Input records >>
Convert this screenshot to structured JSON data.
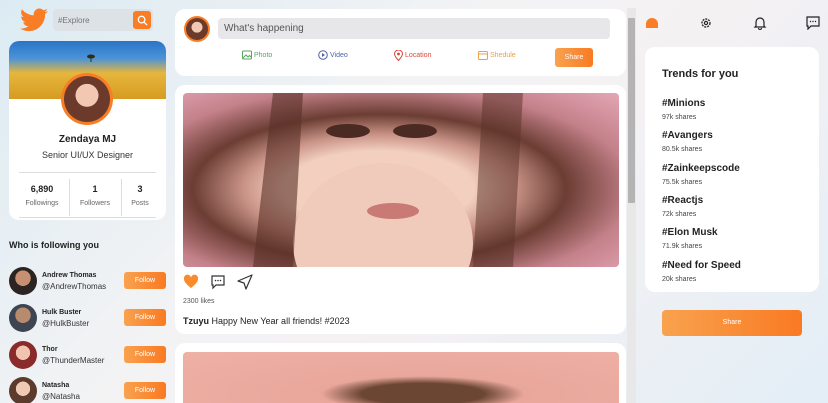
{
  "search": {
    "placeholder": "#Explore"
  },
  "profile": {
    "name": "Zendaya MJ",
    "role": "Senior UI/UX Designer",
    "stats": [
      {
        "value": "6,890",
        "label": "Followings"
      },
      {
        "value": "1",
        "label": "Followers"
      },
      {
        "value": "3",
        "label": "Posts"
      }
    ]
  },
  "followers": {
    "title": "Who is following you",
    "items": [
      {
        "name": "Andrew Thomas",
        "handle": "@AndrewThomas",
        "button": "Follow"
      },
      {
        "name": "Hulk Buster",
        "handle": "@HulkBuster",
        "button": "Follow"
      },
      {
        "name": "Thor",
        "handle": "@ThunderMaster",
        "button": "Follow"
      },
      {
        "name": "Natasha",
        "handle": "@Natasha",
        "button": "Follow"
      }
    ]
  },
  "composer": {
    "placeholder": "What's happening",
    "actions": [
      "Photo",
      "Video",
      "Location",
      "Shedule"
    ],
    "share": "Share"
  },
  "post": {
    "likes": "2300 likes",
    "author": "Tzuyu",
    "text": "Happy New Year all friends! #2023"
  },
  "trends": {
    "title": "Trends for you",
    "items": [
      {
        "tag": "#Minions",
        "count": "97k shares"
      },
      {
        "tag": "#Avangers",
        "count": "80.5k shares"
      },
      {
        "tag": "#Zainkeepscode",
        "count": "75.5k shares"
      },
      {
        "tag": "#Reactjs",
        "count": "72k shares"
      },
      {
        "tag": "#Elon Musk",
        "count": "71.9k shares"
      },
      {
        "tag": "#Need for Speed",
        "count": "20k shares"
      }
    ],
    "share": "Share"
  },
  "colors": {
    "accent": "#f97d24",
    "twitter": "#f97d24"
  }
}
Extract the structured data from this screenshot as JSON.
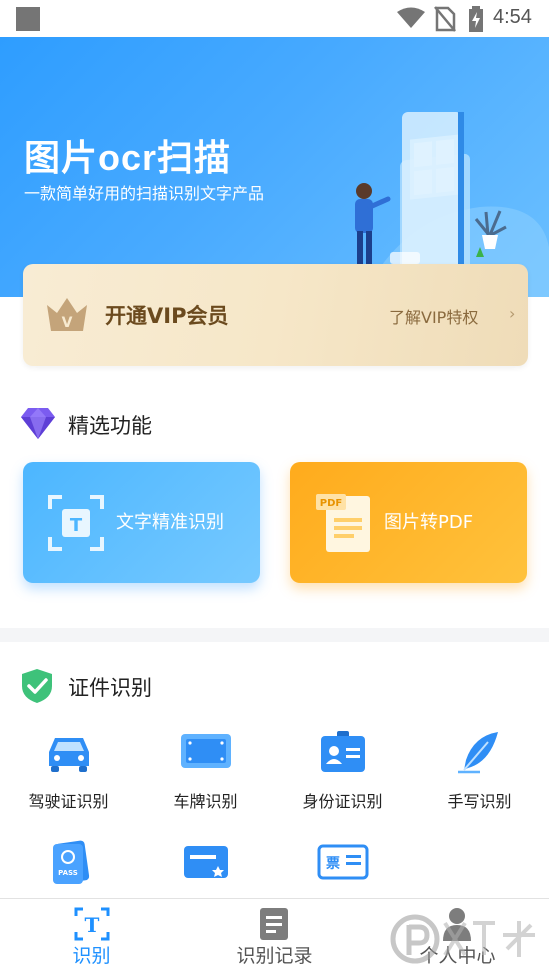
{
  "status_bar": {
    "time": "4:54"
  },
  "hero": {
    "title": "图片ocr扫描",
    "subtitle": "一款简单好用的扫描识别文字产品"
  },
  "vip": {
    "crown_letter": "V",
    "title": "开通VIP会员",
    "link": "了解VIP特权",
    "chevron": "›"
  },
  "featured": {
    "title": "精选功能",
    "cards": [
      {
        "label": "文字精准识别",
        "icon": "text-scan-icon"
      },
      {
        "label": "图片转PDF",
        "icon": "pdf-document-icon",
        "badge": "PDF"
      }
    ]
  },
  "id_section": {
    "title": "证件识别",
    "items": [
      {
        "label": "驾驶证识别",
        "icon": "car-icon"
      },
      {
        "label": "车牌识别",
        "icon": "license-plate-icon"
      },
      {
        "label": "身份证识别",
        "icon": "id-card-icon"
      },
      {
        "label": "手写识别",
        "icon": "feather-icon"
      },
      {
        "label": "",
        "icon": "passport-icon",
        "badge": "PASS"
      },
      {
        "label": "",
        "icon": "bank-card-icon"
      },
      {
        "label": "",
        "icon": "invoice-icon",
        "badge": "票"
      }
    ]
  },
  "bottom_nav": {
    "items": [
      {
        "label": "识别",
        "icon": "text-recognize-icon",
        "active": true,
        "glyph": "T"
      },
      {
        "label": "识别记录",
        "icon": "record-icon",
        "active": false
      },
      {
        "label": "个人中心",
        "icon": "person-icon",
        "active": false
      }
    ]
  },
  "colors": {
    "primary": "#2e9dff",
    "vip_text": "#6b4a1e",
    "orange": "#ffab1c",
    "active_nav": "#1e90ff",
    "inactive_nav": "#555555"
  }
}
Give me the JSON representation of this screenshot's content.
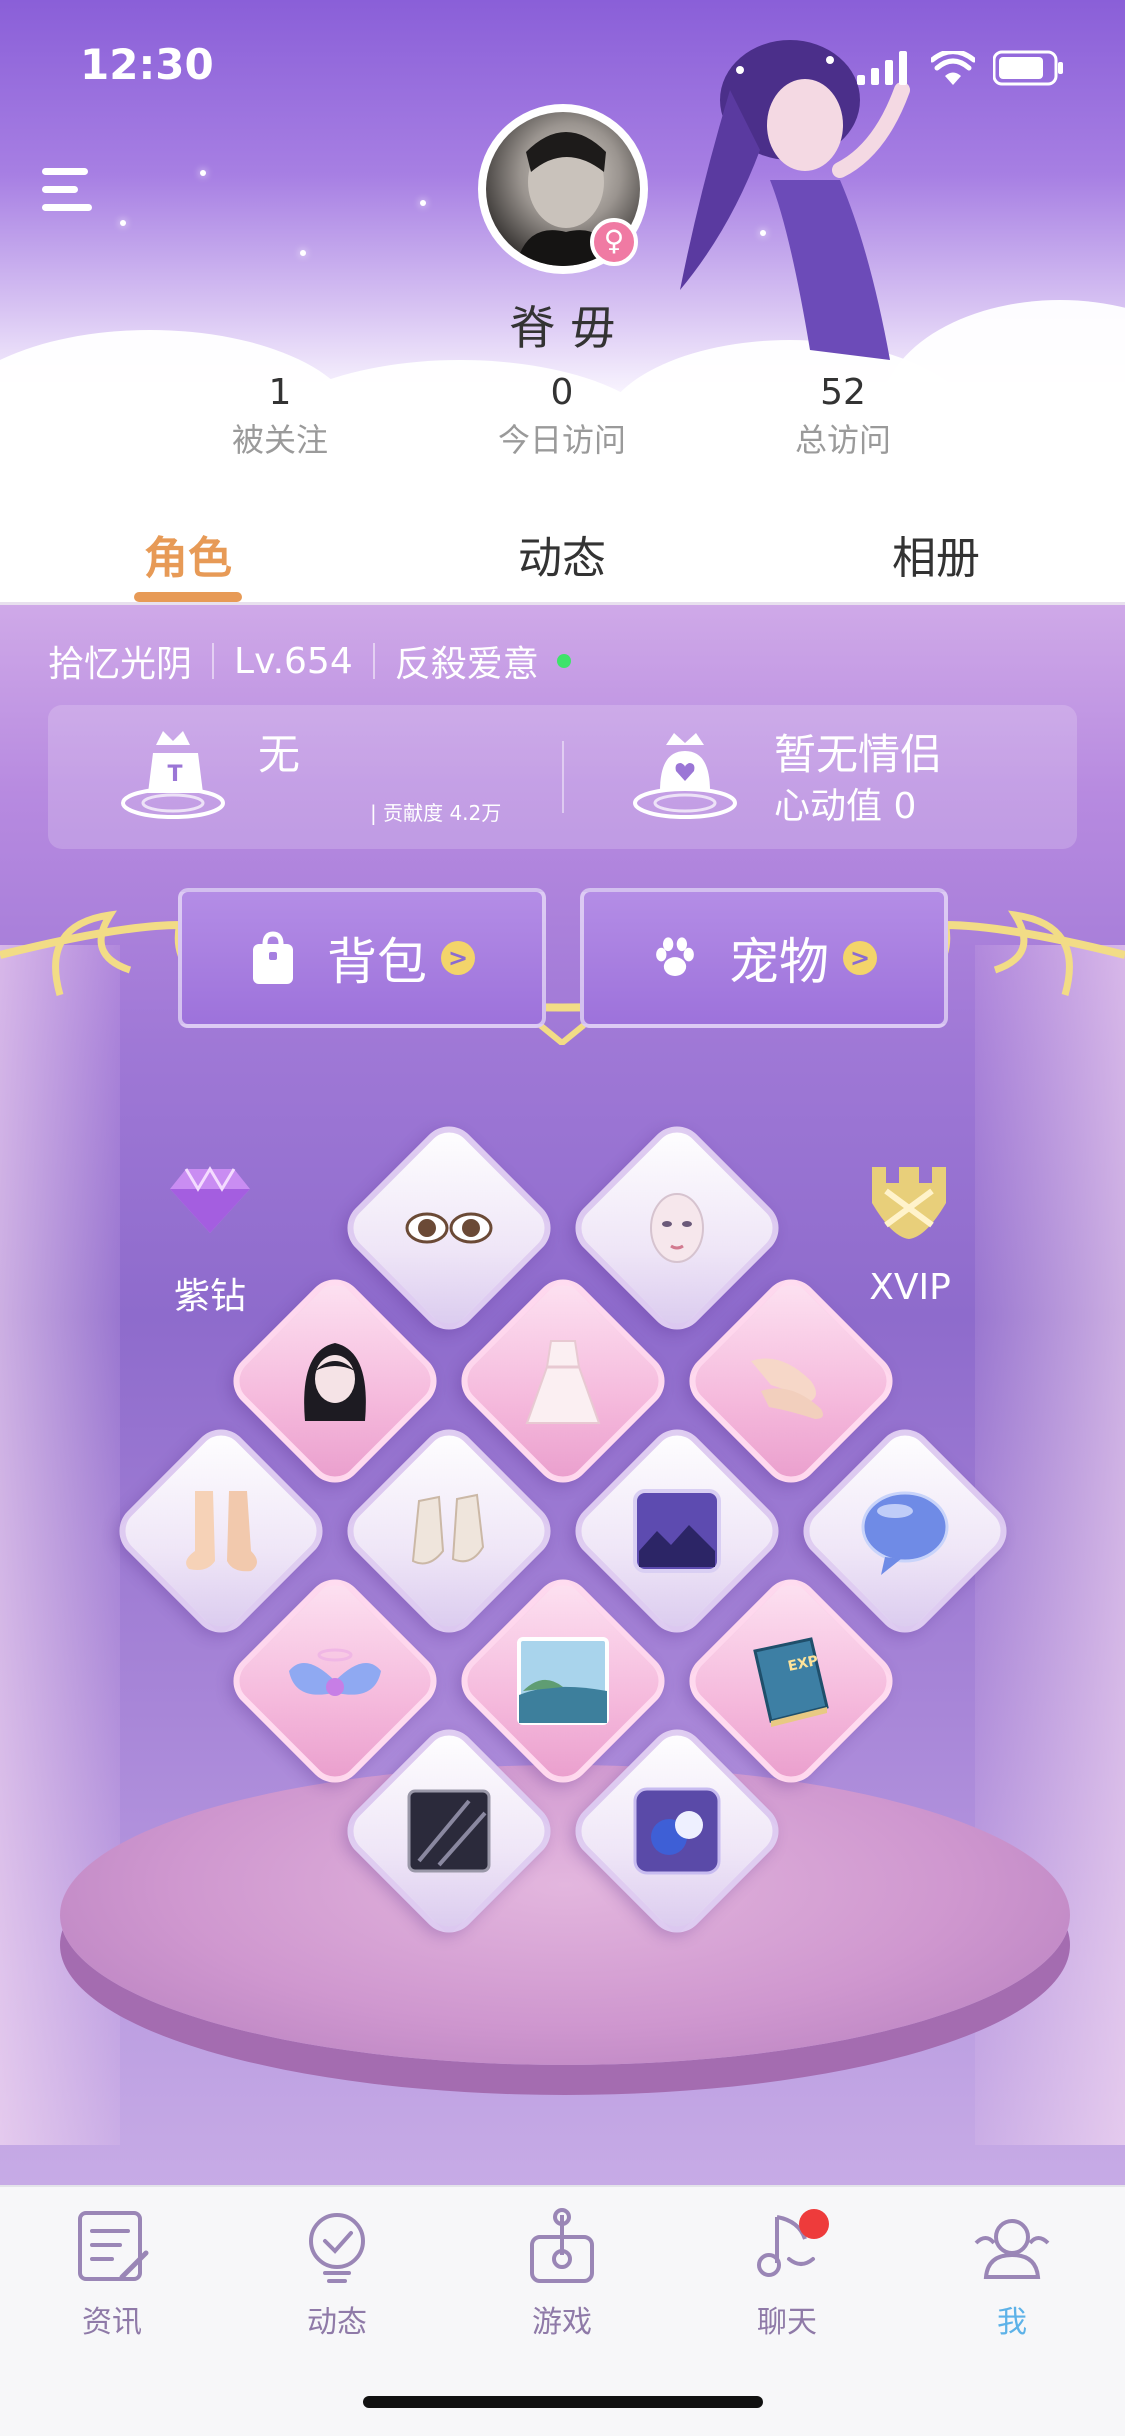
{
  "status_bar": {
    "time": "12:30"
  },
  "profile": {
    "username": "脊 毋",
    "gender_symbol": "♀",
    "stats": [
      {
        "value": "1",
        "label": "被关注"
      },
      {
        "value": "0",
        "label": "今日访问"
      },
      {
        "value": "52",
        "label": "总访问"
      }
    ]
  },
  "tabs": [
    {
      "label": "角色",
      "active": true
    },
    {
      "label": "动态",
      "active": false
    },
    {
      "label": "相册",
      "active": false
    }
  ],
  "role": {
    "name": "拾忆光阴",
    "level": "Lv.654",
    "guild": "反殺爱意",
    "online": true
  },
  "panel": {
    "rank_title": "无",
    "contribution": "| 贡献度 4.2万",
    "couple_title": "暂无情侣",
    "heart_value": "心动值 0"
  },
  "buttons": {
    "backpack": "背包",
    "pet": "宠物",
    "chevron": ">"
  },
  "side": {
    "diamond_label": "紫钻",
    "vip_label": "XVIP"
  },
  "bottom_nav": [
    {
      "label": "资讯",
      "icon": "news-icon",
      "active": false
    },
    {
      "label": "动态",
      "icon": "moments-icon",
      "active": false
    },
    {
      "label": "游戏",
      "icon": "game-icon",
      "active": false
    },
    {
      "label": "聊天",
      "icon": "chat-icon",
      "active": false,
      "badge": true
    },
    {
      "label": "我",
      "icon": "me-icon",
      "active": true
    }
  ],
  "colors": {
    "accent_tab": "#e79a56",
    "active_nav": "#5db2e8",
    "online": "#3ee36a",
    "badge": "#ee3b3b"
  }
}
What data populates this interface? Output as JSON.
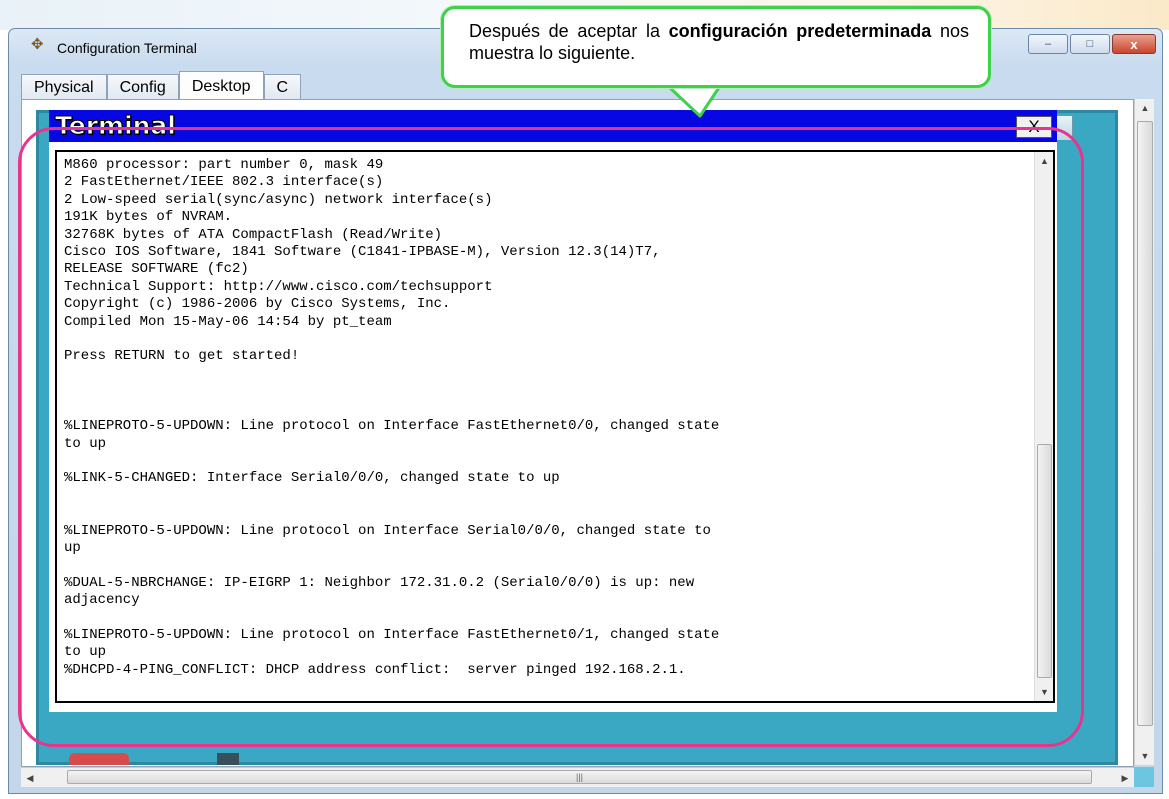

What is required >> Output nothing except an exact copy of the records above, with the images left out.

Result >>
Convert this screenshot to structured JSON data.
{
  "search": {
    "placeholder": "#Explore"
  },
  "profile": {
    "name": "Zendaya MJ",
    "role": "Senior UI/UX Designer",
    "stats": [
      {
        "value": "6,890",
        "label": "Followings"
      },
      {
        "value": "1",
        "label": "Followers"
      },
      {
        "value": "3",
        "label": "Posts"
      }
    ]
  },
  "followers": {
    "title": "Who is following you",
    "items": [
      {
        "name": "Andrew Thomas",
        "handle": "@AndrewThomas",
        "button": "Follow"
      },
      {
        "name": "Hulk Buster",
        "handle": "@HulkBuster",
        "button": "Follow"
      },
      {
        "name": "Thor",
        "handle": "@ThunderMaster",
        "button": "Follow"
      },
      {
        "name": "Natasha",
        "handle": "@Natasha",
        "button": "Follow"
      }
    ]
  },
  "composer": {
    "placeholder": "What's happening",
    "actions": [
      "Photo",
      "Video",
      "Location",
      "Shedule"
    ],
    "share": "Share"
  },
  "post": {
    "likes": "2300 likes",
    "author": "Tzuyu",
    "text": "Happy New Year all friends! #2023"
  },
  "trends": {
    "title": "Trends for you",
    "items": [
      {
        "tag": "#Minions",
        "count": "97k shares"
      },
      {
        "tag": "#Avangers",
        "count": "80.5k shares"
      },
      {
        "tag": "#Zainkeepscode",
        "count": "75.5k shares"
      },
      {
        "tag": "#Reactjs",
        "count": "72k shares"
      },
      {
        "tag": "#Elon Musk",
        "count": "71.9k shares"
      },
      {
        "tag": "#Need for Speed",
        "count": "20k shares"
      }
    ],
    "share": "Share"
  },
  "colors": {
    "accent": "#f97d24",
    "twitter": "#f97d24"
  }
}
Extract the structured data from this screenshot as JSON.
{
  "status_bar": {
    "time": "4:54"
  },
  "hero": {
    "title": "图片ocr扫描",
    "subtitle": "一款简单好用的扫描识别文字产品"
  },
  "vip": {
    "crown_letter": "V",
    "title": "开通VIP会员",
    "link": "了解VIP特权",
    "chevron": "›"
  },
  "featured": {
    "title": "精选功能",
    "cards": [
      {
        "label": "文字精准识别",
        "icon": "text-scan-icon"
      },
      {
        "label": "图片转PDF",
        "icon": "pdf-document-icon",
        "badge": "PDF"
      }
    ]
  },
  "id_section": {
    "title": "证件识别",
    "items": [
      {
        "label": "驾驶证识别",
        "icon": "car-icon"
      },
      {
        "label": "车牌识别",
        "icon": "license-plate-icon"
      },
      {
        "label": "身份证识别",
        "icon": "id-card-icon"
      },
      {
        "label": "手写识别",
        "icon": "feather-icon"
      },
      {
        "label": "",
        "icon": "passport-icon",
        "badge": "PASS"
      },
      {
        "label": "",
        "icon": "bank-card-icon"
      },
      {
        "label": "",
        "icon": "invoice-icon",
        "badge": "票"
      }
    ]
  },
  "bottom_nav": {
    "items": [
      {
        "label": "识别",
        "icon": "text-recognize-icon",
        "active": true,
        "glyph": "T"
      },
      {
        "label": "识别记录",
        "icon": "record-icon",
        "active": false
      },
      {
        "label": "个人中心",
        "icon": "person-icon",
        "active": false
      }
    ]
  },
  "colors": {
    "primary": "#2e9dff",
    "vip_text": "#6b4a1e",
    "orange": "#ffab1c",
    "active_nav": "#1e90ff",
    "inactive_nav": "#555555"
  }
}
Give me the JSON representation of this screenshot's content.
{
  "status_bar": {
    "time": "12:30"
  },
  "profile": {
    "username": "脊 毋",
    "gender_symbol": "♀",
    "stats": [
      {
        "value": "1",
        "label": "被关注"
      },
      {
        "value": "0",
        "label": "今日访问"
      },
      {
        "value": "52",
        "label": "总访问"
      }
    ]
  },
  "tabs": [
    {
      "label": "角色",
      "active": true
    },
    {
      "label": "动态",
      "active": false
    },
    {
      "label": "相册",
      "active": false
    }
  ],
  "role": {
    "name": "拾忆光阴",
    "level": "Lv.654",
    "guild": "反殺爱意",
    "online": true
  },
  "panel": {
    "rank_title": "无",
    "contribution": "| 贡献度 4.2万",
    "couple_title": "暂无情侣",
    "heart_value": "心动值 0"
  },
  "buttons": {
    "backpack": "背包",
    "pet": "宠物",
    "chevron": ">"
  },
  "side": {
    "diamond_label": "紫钻",
    "vip_label": "XVIP"
  },
  "bottom_nav": [
    {
      "label": "资讯",
      "icon": "news-icon",
      "active": false
    },
    {
      "label": "动态",
      "icon": "moments-icon",
      "active": false
    },
    {
      "label": "游戏",
      "icon": "game-icon",
      "active": false
    },
    {
      "label": "聊天",
      "icon": "chat-icon",
      "active": false,
      "badge": true
    },
    {
      "label": "我",
      "icon": "me-icon",
      "active": true
    }
  ],
  "colors": {
    "accent_tab": "#e79a56",
    "active_nav": "#5db2e8",
    "online": "#3ee36a",
    "badge": "#ee3b3b"
  }
}
What data populates this interface? Output as JSON.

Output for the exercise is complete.